This article originally appeared in the June 1, 1918, issue. An asterisk after the headline referred to this footnote: In view of the fact that political and social conditions in New York are widely different from those prevailing in most States which have for a long period had woman suffrage, the question as to what use women in New York are likely to make of political power has more than local interest. The Nation is accordingly glad to present to its readers the following article, which summarizes briefly the work of the New York State Woman Suffrage Party during the first half-year of political enfranchisement in this State.
At the forty-ninth annual convention of the Suffrage Party, held in New York city just a few days after the great victory of November 6, it was decided that, as an organization, the New York State Woman Suffrage Party should remain a non-partisan group of voters; and that its members should inform themselves of the various problems of government in order to use the new power of citizenship to the greatest advantage of State and nation. It was realized that the fundamental work of the party as such is now to prepare the women of the State for good citizenship. To carry on this work effectively, committees on education, Americanization, legislation, Congressional work, labor, intelligence, rural problems, and war service were established. This article can do little more than touch on a few of the more striking activities.

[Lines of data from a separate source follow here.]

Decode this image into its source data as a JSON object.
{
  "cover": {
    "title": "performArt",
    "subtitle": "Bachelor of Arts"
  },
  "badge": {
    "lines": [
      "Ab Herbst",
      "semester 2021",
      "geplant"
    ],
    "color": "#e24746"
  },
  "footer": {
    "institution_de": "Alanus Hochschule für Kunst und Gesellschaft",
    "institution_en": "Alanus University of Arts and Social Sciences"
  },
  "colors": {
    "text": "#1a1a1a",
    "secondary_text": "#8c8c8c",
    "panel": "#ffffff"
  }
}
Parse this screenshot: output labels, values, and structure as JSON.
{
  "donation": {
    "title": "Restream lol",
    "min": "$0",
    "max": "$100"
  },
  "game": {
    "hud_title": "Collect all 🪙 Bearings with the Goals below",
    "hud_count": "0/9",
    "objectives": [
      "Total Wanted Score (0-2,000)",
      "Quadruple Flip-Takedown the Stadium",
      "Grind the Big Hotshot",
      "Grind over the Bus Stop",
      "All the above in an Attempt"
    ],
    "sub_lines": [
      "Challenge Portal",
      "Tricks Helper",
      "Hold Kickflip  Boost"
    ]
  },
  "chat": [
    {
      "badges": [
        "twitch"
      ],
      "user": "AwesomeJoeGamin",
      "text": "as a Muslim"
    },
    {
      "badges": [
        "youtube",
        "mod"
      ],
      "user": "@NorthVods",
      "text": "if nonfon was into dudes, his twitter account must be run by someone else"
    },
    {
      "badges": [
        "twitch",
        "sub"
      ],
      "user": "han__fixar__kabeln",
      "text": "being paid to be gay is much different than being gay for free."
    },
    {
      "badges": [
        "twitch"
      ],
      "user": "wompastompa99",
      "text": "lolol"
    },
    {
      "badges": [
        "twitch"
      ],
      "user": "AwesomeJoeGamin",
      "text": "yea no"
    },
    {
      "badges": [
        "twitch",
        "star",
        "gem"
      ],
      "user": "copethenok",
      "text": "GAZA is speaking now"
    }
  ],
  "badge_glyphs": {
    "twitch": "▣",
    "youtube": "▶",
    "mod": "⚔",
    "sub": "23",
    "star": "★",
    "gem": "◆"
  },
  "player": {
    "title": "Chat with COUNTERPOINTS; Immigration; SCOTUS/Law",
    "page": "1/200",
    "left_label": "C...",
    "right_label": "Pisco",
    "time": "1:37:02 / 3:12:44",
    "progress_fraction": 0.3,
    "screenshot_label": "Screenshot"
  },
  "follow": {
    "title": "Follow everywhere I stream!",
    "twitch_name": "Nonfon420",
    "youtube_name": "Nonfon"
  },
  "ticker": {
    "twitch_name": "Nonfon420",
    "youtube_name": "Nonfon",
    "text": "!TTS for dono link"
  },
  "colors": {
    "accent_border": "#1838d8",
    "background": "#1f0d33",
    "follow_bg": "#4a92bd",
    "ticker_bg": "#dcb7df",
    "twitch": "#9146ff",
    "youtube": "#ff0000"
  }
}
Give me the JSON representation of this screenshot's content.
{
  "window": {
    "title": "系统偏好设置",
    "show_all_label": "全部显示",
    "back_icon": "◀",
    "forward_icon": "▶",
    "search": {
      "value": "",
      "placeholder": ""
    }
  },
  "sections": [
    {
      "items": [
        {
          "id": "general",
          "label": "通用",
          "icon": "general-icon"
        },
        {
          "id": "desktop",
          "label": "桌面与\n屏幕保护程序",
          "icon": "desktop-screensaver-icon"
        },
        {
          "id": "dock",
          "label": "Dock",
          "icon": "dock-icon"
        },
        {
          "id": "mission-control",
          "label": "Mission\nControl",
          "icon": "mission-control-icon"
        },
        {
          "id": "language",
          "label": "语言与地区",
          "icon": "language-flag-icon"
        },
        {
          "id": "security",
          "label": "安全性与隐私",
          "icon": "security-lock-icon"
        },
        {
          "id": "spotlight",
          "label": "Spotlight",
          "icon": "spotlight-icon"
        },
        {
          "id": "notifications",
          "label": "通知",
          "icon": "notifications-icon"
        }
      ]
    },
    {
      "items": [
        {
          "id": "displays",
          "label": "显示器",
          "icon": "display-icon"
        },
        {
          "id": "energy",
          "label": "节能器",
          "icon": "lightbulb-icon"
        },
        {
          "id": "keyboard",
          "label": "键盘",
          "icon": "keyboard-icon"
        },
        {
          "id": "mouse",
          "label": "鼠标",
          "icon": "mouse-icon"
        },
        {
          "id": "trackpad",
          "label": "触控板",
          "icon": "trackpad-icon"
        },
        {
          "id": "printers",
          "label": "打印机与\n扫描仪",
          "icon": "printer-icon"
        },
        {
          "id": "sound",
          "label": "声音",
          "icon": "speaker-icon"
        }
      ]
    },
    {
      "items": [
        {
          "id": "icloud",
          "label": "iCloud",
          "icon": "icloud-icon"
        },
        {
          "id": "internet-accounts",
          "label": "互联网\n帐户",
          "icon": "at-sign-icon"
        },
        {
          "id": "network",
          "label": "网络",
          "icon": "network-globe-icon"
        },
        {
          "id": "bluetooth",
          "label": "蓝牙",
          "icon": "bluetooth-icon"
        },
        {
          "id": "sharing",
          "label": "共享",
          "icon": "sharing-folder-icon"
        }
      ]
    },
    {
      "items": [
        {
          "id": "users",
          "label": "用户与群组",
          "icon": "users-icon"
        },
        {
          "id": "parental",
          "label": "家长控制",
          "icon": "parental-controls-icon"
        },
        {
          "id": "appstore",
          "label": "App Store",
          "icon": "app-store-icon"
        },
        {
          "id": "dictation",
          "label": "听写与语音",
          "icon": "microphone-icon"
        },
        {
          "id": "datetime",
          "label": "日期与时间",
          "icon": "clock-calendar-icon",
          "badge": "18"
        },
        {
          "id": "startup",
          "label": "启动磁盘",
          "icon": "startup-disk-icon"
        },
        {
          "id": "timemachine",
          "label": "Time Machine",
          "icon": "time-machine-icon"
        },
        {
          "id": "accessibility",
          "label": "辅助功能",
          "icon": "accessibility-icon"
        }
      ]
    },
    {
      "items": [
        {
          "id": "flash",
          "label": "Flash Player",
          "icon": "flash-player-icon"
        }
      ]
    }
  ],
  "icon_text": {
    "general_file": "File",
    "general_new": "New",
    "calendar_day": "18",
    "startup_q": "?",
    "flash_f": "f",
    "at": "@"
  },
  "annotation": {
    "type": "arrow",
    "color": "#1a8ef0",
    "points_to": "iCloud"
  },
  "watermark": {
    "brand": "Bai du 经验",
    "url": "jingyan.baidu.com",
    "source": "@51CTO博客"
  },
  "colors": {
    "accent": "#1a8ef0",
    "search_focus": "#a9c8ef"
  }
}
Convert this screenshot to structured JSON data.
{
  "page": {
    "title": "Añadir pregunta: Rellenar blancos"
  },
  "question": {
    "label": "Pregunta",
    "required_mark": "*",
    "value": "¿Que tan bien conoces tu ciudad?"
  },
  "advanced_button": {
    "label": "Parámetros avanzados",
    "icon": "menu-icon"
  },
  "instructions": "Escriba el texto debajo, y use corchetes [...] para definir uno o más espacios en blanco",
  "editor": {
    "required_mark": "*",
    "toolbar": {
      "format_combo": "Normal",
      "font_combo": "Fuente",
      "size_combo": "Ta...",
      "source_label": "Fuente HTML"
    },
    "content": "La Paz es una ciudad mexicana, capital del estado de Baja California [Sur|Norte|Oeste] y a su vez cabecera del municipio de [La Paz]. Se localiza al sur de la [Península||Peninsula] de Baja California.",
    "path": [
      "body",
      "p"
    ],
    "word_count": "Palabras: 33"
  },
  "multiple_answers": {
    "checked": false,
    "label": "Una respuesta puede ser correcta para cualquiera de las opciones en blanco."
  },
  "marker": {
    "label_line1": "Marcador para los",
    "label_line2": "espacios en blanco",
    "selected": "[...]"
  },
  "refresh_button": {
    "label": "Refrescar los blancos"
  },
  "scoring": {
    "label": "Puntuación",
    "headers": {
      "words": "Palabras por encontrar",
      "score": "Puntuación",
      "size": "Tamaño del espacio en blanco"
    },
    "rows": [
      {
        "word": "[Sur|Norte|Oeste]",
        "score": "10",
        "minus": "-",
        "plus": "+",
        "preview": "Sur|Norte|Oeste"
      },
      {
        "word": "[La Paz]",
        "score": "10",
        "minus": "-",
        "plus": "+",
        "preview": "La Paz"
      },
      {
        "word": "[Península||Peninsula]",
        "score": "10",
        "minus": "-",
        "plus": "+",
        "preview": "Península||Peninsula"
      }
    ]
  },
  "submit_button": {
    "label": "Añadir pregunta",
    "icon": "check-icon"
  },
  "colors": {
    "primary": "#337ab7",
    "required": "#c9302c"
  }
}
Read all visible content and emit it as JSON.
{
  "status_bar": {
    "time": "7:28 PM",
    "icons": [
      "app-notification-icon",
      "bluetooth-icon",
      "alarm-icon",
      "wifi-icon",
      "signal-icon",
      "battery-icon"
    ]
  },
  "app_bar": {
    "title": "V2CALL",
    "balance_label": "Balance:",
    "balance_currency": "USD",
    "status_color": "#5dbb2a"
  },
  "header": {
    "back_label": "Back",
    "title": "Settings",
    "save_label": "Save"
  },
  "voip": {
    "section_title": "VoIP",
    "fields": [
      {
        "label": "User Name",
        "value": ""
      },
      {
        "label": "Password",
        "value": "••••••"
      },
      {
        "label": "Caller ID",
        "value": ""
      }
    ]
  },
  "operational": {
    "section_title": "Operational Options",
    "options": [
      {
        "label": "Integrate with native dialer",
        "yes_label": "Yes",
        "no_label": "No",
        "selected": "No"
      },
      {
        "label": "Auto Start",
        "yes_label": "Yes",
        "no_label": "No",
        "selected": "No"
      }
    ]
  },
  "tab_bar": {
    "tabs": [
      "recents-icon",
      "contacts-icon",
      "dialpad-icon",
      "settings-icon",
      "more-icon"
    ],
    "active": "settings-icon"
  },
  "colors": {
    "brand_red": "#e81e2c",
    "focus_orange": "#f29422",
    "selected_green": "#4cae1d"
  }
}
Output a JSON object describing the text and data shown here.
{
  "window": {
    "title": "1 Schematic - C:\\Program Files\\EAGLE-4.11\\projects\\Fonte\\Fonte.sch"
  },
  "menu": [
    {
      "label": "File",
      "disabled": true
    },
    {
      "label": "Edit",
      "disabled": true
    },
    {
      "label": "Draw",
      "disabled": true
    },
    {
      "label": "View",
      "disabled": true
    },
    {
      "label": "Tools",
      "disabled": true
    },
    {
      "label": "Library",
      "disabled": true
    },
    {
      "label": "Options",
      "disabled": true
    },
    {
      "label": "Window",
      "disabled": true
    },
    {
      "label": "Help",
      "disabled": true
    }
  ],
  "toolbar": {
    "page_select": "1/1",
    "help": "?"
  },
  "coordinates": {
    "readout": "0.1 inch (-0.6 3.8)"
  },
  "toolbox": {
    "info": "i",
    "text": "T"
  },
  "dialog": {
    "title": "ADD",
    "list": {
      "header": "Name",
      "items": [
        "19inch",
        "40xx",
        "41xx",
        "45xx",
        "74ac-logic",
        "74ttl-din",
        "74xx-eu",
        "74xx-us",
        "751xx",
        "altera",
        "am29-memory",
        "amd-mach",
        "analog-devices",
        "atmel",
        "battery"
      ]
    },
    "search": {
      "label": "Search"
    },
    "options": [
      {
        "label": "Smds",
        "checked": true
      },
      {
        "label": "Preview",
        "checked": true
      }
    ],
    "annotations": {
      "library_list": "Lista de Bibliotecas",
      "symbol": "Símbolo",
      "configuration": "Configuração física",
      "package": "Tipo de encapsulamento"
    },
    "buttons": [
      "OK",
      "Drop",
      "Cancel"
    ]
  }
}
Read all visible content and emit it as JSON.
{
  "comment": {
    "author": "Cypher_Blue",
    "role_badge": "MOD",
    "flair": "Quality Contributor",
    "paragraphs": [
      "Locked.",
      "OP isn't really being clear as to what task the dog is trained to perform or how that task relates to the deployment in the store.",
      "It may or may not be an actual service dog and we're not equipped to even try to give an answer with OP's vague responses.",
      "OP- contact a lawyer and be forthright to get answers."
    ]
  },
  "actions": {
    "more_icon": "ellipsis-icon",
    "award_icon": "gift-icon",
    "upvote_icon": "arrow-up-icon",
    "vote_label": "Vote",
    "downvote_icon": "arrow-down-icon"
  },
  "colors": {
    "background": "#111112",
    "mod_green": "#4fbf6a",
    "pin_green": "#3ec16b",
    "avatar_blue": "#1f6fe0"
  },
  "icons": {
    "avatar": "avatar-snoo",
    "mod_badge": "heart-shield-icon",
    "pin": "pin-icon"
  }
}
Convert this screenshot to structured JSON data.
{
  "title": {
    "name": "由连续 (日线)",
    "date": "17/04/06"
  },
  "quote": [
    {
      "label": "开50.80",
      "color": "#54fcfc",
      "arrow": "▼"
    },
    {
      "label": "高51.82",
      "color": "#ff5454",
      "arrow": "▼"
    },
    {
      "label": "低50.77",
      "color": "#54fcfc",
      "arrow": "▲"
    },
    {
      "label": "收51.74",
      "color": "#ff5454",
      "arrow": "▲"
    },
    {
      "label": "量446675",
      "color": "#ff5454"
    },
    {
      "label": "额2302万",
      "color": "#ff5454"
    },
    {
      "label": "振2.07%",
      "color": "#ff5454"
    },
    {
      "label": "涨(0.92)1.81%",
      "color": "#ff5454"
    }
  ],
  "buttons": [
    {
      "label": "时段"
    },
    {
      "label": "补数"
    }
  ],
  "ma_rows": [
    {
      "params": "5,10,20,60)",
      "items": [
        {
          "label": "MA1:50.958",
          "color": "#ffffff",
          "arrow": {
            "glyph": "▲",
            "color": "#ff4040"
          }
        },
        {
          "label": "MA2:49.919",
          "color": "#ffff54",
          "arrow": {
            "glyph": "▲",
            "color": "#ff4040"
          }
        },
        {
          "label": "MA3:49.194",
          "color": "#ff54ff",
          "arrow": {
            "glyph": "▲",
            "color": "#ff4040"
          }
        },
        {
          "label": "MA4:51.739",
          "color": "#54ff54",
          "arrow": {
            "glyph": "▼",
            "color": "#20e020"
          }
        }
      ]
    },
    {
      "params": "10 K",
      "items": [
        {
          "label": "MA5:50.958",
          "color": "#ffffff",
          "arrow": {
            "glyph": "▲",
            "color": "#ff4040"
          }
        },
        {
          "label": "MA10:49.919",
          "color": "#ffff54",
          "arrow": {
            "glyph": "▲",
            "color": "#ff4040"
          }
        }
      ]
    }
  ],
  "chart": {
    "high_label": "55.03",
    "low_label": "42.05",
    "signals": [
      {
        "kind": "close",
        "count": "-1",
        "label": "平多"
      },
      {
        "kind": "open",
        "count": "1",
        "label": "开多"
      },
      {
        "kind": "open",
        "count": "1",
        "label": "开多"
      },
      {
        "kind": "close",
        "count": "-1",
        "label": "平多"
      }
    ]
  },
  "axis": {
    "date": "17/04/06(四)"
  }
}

The vital work of teaching women to use their vote wisely and to keep them from being exploited because of their inexperience is in the hands of the Education Committee. It has held schools for the training of teachers in political, social, and civic subjects; it is organizing groups of women all over the State for the study of citizenship, and is providing them with teachers; it has prepared and sent out correspondence courses in citizenship; and it keeps in circulation travelling libraries of recognized books on civics and government. It has made recommendations which have been accepted by the State Board of Regents: that the course in civics in the elementary schools be revised, that the study of civics in the high schools be made compulsory, and that public school buildings be used as civic centres.
The first training school for teachers of citizenship, held in New York city, was arranged for a period of intensive study covering two weeks in January. Three hundred students attended the sessions with an average attendance of 150 throughout. The lectures were given by experts, and at the close of the series an examination was held, 32 students winning the diploma of teacher of citizenship. Following this course, an extensive movement for the political education of women was inaugurated. In New York city during the month of March alone 312 citizenship classes were held. Women of all groups and classes, irrespective of suffrage affiliation, are continually turning to the suffrage teachers of citizenship to assist them in their first endeavors to gain a working knowledge of civics. There has been a succession of crowded classes at city headquarters. As soon as one series was completed, a new series had to begin, so great was the demand. During the two months before general enrolment day, May 25, all the city party’s teaching forces had to be concentrated on the educational work. One hundred and sixty thousand copies of four printed lessons in citizenship have been distributed to department stores, insurance companies, banks, trust companies, and many other industrial establishments of the city for the use of the women employees. Talks have also been given in these establishments, the employers generously cooperating by permitting the classes to be given in store or company time. In addition to such establishments, classes have also been held in parish houses, community centres, mothers’ meetings, settlements, public schools, Red Cross clubs, various women’s clubs, girls’ clubs, Y. W. C. A. (including the colored branches), Y. W. H. A., banks, lunch and tea rooms, ladies’ specialty shops and restaurants, the Hippodrome chorus, and soldiers’ and sailors’ clubs.